Failed “A Matter of Degree” Program Claims Success

An alcohol abuse prevention program at the University of Wisconsin at Madison recently claimed success although alcohol problems have not only failed to drop but appear to be rising.

For example, the number of students so intoxicated they required admission to detox programs soared from 41 last year to 74 this year. “Those numbers don't include students taken to detox by city police at off-campus events such as the annual Mifflin Street party, where this year female students filled up the detox beds by 5 p.m.”

The “Policy, Alternatives, Community and Education” (PACE) has spent the last ten years and well over one million dollars trying unsuccessfully to reduce alcohol abuse. The university was again named the nation's top party school by the Princeton Review in August and by Playboy magazine in April. The school also was also featured in a USA Today series in November about high-risk drinking in college.


Two-thirds of American undergraduate college students are age 21 or older.

In spite of its dismal failure, the program ironically claims success. It does so by looking only at what it’s doing rather than at the behavior of students. For example it points to how many people it has hired, how many non-alcohol events it has organized, a brochure it has published, and a parental notification system it has successfully promoted. In short, the program has succeeded, it’s the students who have failed.

The PACE program is one of ten funded at universities by the anti-alcohol Robert Wood Johnson Foundation as part of its "A Matter of Degree" program. A spokesperson for the foundation said PACE has done a good job of tracking data and pushing for change, though he said the foundation had “hoped for better results at all of its program sites.” Indeed, none of the “A Matter of Degree” programs has been successful.

As one observer noted, “I'm sure PACE has good intentions with wonderful people involved, but they're misguided to the point where I believe that million dollars has just been blown down the drain."

That’s the key -- the group is clearly misguided. It’s been using the wrong approach. Using neo-prohibition tactics are doomed to failure. Using a social norms marketing approach along with brief intervention techniques would have not only cost a small fraction of what was spent but would also have reduced the incidence of drinking problems, according to the best evidence.

It’s time to use effective rather than ideological programs.


  • Rivedao, Karen. Program to reduce student drinking gets mixed marks. Wisconsin State Journal, May 7, 2006.


  • Perkins, H. Wesley (Ed.) The Social Norms Approach to Preventing School and College Age Substance Abuse: A Handbook for Educators, Counselors, and Clinicians.

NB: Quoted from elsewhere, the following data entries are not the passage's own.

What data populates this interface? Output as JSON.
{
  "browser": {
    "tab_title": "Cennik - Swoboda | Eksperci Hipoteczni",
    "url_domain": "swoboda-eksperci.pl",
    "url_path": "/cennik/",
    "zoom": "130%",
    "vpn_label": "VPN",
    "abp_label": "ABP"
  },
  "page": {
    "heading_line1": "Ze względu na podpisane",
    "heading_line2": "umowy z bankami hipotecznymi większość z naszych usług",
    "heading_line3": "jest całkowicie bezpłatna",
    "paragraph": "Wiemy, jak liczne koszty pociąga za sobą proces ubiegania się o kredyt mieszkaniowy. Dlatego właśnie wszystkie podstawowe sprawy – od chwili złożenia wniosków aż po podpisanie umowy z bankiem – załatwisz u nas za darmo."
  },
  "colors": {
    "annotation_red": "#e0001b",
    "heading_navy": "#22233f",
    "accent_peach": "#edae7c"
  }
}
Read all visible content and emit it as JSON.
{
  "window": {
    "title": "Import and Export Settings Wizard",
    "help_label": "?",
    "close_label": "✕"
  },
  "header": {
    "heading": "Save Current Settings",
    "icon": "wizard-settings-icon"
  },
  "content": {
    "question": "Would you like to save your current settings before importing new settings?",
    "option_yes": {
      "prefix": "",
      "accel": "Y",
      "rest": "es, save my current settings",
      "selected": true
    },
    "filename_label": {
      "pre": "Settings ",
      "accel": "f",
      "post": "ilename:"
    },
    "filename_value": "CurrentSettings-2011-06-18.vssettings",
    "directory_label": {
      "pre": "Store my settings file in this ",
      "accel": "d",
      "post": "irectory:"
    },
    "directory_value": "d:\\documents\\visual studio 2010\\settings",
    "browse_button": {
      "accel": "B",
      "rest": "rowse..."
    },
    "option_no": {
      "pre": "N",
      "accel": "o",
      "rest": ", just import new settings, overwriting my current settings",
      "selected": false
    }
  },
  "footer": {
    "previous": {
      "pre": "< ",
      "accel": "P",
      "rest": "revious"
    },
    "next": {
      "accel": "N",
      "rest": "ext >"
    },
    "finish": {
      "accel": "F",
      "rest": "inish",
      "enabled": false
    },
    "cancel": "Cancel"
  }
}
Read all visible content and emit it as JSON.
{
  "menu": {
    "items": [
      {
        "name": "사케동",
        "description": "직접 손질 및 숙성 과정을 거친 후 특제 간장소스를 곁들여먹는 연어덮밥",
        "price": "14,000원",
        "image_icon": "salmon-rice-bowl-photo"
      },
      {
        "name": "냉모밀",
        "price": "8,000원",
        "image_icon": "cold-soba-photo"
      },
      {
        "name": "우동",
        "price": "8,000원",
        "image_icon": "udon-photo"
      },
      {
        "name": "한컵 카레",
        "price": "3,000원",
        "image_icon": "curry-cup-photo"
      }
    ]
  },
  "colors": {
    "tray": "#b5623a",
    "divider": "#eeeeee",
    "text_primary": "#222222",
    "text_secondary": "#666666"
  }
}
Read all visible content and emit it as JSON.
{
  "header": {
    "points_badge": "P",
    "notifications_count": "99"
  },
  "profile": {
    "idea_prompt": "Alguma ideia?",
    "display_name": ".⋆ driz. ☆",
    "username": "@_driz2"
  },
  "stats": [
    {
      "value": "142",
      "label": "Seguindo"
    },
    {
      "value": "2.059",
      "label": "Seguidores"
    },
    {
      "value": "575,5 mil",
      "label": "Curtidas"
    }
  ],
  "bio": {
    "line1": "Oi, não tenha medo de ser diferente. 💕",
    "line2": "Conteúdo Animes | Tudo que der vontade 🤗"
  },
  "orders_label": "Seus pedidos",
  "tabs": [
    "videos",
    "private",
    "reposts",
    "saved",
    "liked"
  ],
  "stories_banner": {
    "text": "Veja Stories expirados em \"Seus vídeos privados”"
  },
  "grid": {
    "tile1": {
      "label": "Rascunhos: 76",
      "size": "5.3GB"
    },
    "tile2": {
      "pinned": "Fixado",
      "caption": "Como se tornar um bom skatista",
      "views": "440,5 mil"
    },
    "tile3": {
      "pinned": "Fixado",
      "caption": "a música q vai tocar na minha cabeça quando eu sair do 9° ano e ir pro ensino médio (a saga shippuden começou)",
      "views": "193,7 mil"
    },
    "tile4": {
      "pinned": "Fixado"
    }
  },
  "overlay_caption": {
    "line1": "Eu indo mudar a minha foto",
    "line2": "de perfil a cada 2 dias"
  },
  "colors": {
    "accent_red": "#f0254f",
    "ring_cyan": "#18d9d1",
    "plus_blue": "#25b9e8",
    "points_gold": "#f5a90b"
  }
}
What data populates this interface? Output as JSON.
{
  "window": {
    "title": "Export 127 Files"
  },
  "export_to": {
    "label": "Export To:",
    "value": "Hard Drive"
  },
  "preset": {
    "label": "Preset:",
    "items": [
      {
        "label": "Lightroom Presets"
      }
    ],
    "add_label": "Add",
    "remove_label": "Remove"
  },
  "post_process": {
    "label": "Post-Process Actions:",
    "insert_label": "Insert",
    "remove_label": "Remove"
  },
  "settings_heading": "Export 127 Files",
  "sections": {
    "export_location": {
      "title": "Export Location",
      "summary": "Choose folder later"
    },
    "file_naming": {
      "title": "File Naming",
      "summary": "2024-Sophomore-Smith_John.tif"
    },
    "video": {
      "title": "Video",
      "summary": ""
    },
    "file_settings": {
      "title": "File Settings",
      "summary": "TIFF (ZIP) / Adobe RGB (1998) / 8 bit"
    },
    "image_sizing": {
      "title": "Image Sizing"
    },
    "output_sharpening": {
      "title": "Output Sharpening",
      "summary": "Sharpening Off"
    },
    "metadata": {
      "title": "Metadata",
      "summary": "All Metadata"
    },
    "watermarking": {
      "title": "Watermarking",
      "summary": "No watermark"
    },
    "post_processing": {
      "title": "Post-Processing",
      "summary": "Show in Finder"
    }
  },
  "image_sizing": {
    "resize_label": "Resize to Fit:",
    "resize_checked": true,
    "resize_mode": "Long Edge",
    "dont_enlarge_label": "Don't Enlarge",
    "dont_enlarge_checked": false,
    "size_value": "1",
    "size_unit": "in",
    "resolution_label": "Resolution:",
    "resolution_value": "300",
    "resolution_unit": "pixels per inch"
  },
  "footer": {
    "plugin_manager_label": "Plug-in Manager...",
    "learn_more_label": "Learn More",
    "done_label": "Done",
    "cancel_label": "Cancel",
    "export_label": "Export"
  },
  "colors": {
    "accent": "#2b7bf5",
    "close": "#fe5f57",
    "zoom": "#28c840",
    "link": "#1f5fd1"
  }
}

San Francisco: Jossey-Bass, 2003.
  • Miller, W.R. and Rollnick, S. Motivational Interviewing: Preparing People to Change Addictive Behavior. New York: Guilford Press, 1991.